The Big Clock is presented in AVC encoded 1080p high definition framed at 1.33.1 that has been ‘transferred from original film elements.' Aside from a few small white specks here and there, the image is very clean. Contrast is generally quite strong as well. Black levels are good, whites are clean and there's a nice greyscale here. Grain can look a little thick in spots but detail tends to be very good here. The disc is well-authored in that there are no noticeable issues with compression problems. Noise reduction and edge enhancement are never problematic. All in all, a fine transfer for a nicely shot film.
The 24-bit LPCM 2.0 Mono track on the disc, which comes with optional English subtitles is fine. The track is clean and properly balanced, with easily discernible dialogue. There are no real problems here to note, the audio is good.
First up, as far as the extra features are concerned, is an audio commentary by film scholar Adrian Martin. It's an interesting talk that expands on the film's qualities without tying it down to film noir conventions, though certainly discussing it within those conventions as well. There's plenty of talk about what makes this picture unique, about the directing style, the cast and crew, the look of the picture, the score, the locations and plenty more. It's clear that Martin put a lot of research into this but also equally clear that he's also put a lot of thought into the film, and his dissection of the picture is just as interesting as the facts and trivia that are relayed here.
After that, we get a few featurettes starting with Turning Back the Clock, a twenty-three-minute analysis of the film by Adrian Wootton, a film critic and chief executive of Film London. It's an interesting thought piece that explores the concepts laid out in the picture as well as some of the themes that the film toys with and how. A Difficult Actor is an appreciation of Charles Laughton by actor/writer/theater director Simon Callow that runs just under eighteen-minutes. Here Callow does a pretty deep dive into what makes Laughton's work in this picture as impressive and interesting as it is, offering up some interesting food for thought about how he brings his character to life in the film.

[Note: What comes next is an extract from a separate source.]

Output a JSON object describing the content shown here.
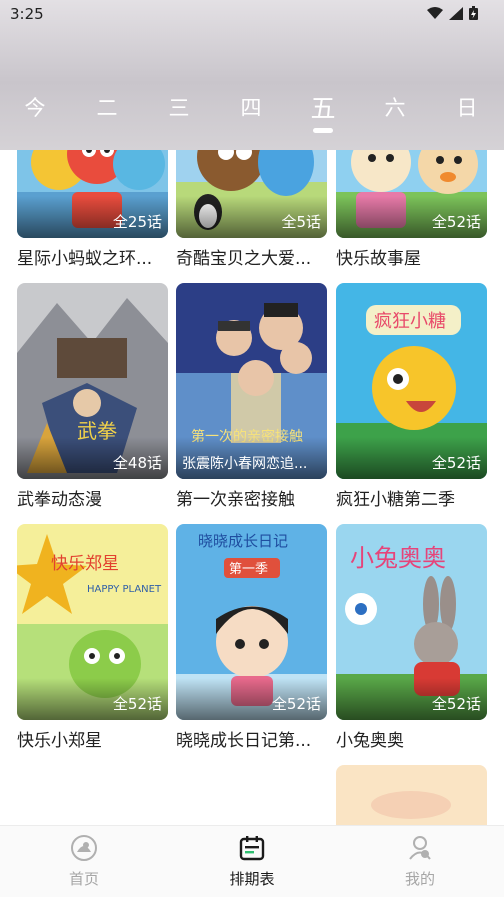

Arrow has also included an interesting hour-long radio play version of The Big Clock starring Ray Milland that was originally broadcast on Lux Radio Theater in 1948. Rounding out the extras on the disc are the film's original theatrical trailer, a still gallery, menus and chapter selection. As to the packaging, Arrow provides a nice reversible cover sleeve for this release as well as an illustrated full color booklet containing credits for the feature and the Blu-ray as well as an essay on the film written by Christina Newland (this booklet is included only with the first pressing of this disc).
The Big Clock is an excellent thriller, a gripping slice of moody film noir ripe with atmosphere and suspense made all the more enjoyable by some excellent performances. Arrow's Blu-ray release of the film is quite strong, giving the film a very nice transfer, fine audio and a solid array of extra features. Highly recommended!
Ian lives in NYC with his wife where he writes for DVD Talk, runs Rock! Shock! Pop!. He likes NYC a lot, even if it is expensive and loud.